• [EXERCISE BRIEF]: Copy every line of the records below where the word "description" occurs.
*** Begin section ***
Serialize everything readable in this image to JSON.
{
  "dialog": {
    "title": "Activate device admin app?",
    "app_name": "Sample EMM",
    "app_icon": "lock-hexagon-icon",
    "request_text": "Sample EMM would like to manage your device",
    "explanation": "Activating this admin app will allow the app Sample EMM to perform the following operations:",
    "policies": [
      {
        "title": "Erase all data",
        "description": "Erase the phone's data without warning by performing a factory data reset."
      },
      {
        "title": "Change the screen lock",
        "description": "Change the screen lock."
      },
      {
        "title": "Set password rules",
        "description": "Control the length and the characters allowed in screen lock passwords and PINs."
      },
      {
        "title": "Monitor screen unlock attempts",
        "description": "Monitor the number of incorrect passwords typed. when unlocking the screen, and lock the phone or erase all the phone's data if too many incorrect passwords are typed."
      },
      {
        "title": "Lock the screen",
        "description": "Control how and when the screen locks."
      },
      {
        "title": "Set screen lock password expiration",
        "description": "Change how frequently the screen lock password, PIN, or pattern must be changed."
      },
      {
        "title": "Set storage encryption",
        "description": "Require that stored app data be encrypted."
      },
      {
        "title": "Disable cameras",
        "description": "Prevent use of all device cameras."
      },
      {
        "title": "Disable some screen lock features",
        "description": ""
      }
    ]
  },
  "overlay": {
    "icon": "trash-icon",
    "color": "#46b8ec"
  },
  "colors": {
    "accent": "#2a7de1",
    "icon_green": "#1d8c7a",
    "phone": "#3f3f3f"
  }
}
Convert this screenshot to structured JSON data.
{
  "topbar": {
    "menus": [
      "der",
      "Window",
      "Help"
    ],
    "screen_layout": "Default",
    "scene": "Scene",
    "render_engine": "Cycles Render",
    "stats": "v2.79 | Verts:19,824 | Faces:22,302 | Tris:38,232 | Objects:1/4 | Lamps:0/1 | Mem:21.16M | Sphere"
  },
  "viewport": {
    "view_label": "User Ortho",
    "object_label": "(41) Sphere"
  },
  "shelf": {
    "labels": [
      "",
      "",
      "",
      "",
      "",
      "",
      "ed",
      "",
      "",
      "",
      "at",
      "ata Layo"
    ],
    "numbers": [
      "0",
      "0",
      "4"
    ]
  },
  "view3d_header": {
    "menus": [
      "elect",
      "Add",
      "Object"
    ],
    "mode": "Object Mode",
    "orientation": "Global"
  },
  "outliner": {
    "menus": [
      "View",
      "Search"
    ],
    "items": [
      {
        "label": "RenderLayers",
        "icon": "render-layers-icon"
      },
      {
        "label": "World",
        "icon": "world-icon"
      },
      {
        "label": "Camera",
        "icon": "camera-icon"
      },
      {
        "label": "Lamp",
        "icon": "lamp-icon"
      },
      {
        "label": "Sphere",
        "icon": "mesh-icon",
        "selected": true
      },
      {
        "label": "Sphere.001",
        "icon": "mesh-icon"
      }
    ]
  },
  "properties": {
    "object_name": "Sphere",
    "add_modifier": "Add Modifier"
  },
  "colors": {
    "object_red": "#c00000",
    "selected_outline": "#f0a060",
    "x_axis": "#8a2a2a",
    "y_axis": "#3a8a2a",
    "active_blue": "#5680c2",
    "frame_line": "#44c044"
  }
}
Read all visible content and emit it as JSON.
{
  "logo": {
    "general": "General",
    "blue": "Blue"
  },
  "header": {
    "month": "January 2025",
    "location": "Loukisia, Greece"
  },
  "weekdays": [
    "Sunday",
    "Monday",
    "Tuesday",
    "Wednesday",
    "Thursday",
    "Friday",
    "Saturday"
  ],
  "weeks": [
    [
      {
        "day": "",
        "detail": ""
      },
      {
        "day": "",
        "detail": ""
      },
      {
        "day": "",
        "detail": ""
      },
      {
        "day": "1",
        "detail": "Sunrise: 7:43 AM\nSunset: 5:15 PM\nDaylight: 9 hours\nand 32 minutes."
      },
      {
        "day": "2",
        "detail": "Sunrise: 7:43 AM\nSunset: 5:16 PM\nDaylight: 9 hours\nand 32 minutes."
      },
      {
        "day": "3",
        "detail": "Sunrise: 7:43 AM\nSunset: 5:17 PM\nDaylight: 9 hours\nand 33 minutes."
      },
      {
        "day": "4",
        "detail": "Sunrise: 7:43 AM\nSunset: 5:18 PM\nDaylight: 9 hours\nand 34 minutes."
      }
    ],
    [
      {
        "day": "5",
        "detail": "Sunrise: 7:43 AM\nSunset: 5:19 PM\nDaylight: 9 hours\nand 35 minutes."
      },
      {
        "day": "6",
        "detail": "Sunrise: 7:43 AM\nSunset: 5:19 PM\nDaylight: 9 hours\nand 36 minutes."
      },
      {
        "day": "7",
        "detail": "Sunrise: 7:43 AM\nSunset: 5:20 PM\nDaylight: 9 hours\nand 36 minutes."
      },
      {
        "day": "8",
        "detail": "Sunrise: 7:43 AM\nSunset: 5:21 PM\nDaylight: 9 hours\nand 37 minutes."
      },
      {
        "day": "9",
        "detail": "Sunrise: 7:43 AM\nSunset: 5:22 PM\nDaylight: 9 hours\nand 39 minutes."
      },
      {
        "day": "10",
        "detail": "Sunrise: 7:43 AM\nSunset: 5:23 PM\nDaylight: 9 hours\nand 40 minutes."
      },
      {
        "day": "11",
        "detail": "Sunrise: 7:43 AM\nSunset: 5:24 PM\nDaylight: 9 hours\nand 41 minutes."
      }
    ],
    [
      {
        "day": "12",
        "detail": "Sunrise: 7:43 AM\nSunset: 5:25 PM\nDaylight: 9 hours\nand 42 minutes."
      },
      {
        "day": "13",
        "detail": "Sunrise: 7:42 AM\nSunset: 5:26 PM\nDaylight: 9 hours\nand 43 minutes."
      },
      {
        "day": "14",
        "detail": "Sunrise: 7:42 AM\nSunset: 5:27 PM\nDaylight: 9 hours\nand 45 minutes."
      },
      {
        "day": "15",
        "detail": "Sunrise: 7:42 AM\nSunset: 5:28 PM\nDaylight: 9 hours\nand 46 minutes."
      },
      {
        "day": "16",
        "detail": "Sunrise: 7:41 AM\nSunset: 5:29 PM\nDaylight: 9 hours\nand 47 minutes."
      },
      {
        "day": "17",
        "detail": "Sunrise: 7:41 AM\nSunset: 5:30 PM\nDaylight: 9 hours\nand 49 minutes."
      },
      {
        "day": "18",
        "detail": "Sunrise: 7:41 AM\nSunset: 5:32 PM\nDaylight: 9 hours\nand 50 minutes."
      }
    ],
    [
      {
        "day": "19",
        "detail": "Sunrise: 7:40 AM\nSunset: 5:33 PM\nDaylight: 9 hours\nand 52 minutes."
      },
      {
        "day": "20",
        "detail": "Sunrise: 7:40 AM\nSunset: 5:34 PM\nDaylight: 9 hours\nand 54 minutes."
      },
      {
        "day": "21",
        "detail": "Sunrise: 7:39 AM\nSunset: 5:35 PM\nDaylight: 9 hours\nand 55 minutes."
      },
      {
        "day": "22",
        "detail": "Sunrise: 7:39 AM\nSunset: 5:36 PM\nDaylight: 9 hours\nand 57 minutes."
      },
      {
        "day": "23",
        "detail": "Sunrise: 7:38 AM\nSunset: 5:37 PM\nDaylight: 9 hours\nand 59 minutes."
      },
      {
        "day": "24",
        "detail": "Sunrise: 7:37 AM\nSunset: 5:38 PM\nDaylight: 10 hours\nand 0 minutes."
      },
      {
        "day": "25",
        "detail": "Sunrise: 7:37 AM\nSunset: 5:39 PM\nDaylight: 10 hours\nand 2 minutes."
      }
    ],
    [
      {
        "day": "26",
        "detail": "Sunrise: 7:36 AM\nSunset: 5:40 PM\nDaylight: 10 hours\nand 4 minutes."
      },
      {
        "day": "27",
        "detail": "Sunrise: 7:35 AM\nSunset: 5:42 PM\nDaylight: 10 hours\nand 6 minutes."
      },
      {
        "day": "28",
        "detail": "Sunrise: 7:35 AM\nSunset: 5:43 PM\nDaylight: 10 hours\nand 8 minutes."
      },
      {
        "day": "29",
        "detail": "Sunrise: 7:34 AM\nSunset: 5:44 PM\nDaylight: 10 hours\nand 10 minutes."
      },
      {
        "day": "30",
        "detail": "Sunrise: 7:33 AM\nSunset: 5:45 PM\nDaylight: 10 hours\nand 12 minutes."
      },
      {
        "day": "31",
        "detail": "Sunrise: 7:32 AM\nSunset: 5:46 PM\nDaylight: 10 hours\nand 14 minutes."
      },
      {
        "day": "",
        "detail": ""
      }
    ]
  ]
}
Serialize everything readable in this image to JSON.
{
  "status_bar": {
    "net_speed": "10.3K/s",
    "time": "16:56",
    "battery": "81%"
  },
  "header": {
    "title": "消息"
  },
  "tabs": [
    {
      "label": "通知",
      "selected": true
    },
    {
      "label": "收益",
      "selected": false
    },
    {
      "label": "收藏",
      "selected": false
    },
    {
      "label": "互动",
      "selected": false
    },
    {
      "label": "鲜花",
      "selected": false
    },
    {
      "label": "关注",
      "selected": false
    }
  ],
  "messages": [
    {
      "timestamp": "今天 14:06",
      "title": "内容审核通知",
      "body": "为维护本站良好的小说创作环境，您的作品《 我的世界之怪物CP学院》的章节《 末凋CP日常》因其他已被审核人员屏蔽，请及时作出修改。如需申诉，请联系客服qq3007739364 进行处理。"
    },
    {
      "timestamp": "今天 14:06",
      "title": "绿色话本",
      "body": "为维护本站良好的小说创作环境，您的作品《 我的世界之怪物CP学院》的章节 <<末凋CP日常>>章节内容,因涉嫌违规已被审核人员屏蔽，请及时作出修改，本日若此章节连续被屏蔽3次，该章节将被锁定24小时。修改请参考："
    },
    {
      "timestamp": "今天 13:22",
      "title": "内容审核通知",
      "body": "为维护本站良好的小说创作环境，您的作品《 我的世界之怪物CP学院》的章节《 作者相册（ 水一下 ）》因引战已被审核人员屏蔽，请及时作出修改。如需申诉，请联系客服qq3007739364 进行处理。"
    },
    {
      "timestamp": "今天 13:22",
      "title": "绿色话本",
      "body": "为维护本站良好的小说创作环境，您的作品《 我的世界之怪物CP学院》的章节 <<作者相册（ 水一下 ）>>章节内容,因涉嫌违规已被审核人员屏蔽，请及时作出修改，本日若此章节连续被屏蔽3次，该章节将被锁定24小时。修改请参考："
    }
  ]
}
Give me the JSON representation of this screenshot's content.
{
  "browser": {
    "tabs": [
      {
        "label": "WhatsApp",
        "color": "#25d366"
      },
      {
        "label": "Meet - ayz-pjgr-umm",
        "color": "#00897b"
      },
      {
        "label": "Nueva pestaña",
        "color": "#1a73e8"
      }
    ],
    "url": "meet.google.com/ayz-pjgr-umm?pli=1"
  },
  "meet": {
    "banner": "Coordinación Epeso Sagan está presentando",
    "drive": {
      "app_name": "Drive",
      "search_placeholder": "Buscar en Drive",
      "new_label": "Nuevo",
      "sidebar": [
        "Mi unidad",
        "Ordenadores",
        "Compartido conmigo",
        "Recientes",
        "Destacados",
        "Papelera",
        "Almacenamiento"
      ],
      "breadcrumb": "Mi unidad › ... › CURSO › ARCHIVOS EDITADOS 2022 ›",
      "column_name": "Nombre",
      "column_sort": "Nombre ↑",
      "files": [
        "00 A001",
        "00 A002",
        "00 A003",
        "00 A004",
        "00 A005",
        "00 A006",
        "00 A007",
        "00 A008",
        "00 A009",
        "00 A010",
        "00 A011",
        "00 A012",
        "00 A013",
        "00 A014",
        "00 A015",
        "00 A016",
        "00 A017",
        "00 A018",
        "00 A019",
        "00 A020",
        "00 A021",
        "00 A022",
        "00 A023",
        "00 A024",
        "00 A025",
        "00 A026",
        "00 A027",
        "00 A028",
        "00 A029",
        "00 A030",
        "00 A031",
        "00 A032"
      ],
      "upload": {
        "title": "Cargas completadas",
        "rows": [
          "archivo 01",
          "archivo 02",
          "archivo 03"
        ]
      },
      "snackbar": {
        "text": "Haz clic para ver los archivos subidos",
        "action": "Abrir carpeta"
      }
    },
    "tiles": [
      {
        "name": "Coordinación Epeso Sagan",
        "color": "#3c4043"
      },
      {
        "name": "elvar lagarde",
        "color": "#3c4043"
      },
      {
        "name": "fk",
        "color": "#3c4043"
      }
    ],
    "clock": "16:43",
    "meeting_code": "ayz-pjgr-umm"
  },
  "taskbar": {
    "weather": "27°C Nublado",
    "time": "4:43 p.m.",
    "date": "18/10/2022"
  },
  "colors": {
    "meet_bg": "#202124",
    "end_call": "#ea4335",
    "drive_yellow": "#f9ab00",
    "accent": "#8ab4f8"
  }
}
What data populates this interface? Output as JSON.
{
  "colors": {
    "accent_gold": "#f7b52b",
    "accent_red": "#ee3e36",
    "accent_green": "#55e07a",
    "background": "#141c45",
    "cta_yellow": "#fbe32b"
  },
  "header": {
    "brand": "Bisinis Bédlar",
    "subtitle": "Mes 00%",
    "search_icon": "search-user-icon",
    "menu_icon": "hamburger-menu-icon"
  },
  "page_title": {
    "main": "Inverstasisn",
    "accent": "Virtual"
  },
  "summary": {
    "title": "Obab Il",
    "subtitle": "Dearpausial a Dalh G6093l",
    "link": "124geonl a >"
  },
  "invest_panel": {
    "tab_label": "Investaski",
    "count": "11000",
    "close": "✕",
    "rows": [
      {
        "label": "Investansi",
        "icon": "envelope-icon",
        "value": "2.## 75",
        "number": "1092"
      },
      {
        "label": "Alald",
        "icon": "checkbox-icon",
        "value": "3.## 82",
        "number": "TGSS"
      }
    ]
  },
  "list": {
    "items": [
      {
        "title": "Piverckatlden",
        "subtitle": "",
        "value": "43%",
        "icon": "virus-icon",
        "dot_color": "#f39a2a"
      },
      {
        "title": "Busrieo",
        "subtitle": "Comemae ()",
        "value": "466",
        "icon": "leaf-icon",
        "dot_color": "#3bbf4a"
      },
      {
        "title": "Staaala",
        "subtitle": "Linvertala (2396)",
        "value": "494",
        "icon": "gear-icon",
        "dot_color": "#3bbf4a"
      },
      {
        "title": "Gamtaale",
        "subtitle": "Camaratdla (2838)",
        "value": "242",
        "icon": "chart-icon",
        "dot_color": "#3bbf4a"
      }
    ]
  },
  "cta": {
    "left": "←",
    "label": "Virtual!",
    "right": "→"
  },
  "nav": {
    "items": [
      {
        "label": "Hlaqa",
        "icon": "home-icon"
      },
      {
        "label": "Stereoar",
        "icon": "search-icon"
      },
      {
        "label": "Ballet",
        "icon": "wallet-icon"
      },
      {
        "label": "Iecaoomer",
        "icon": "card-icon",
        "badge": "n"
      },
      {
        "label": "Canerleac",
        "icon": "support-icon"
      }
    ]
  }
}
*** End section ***
• [SOLUTION TO THIS EXERCISE]:
        "description": "Erase the phone's data without warning by performing a factory data reset."
        "description": "Change the screen lock."
        "description": "Control the length and the characters allowed in screen lock passwords and PINs."
        "description": "Monitor the number of incorrect passwords typed. when unlocking the screen, and lock the phone or erase all the phone's data if too many incorrect passwords are typed."
        "description": "Control how and when the screen locks."
        "description": "Change how frequently the screen lock password, PIN, or pattern must be changed."
        "description": "Require that stored app data be encrypted."
        "description": "Prevent use of all device cameras."
        "description": ""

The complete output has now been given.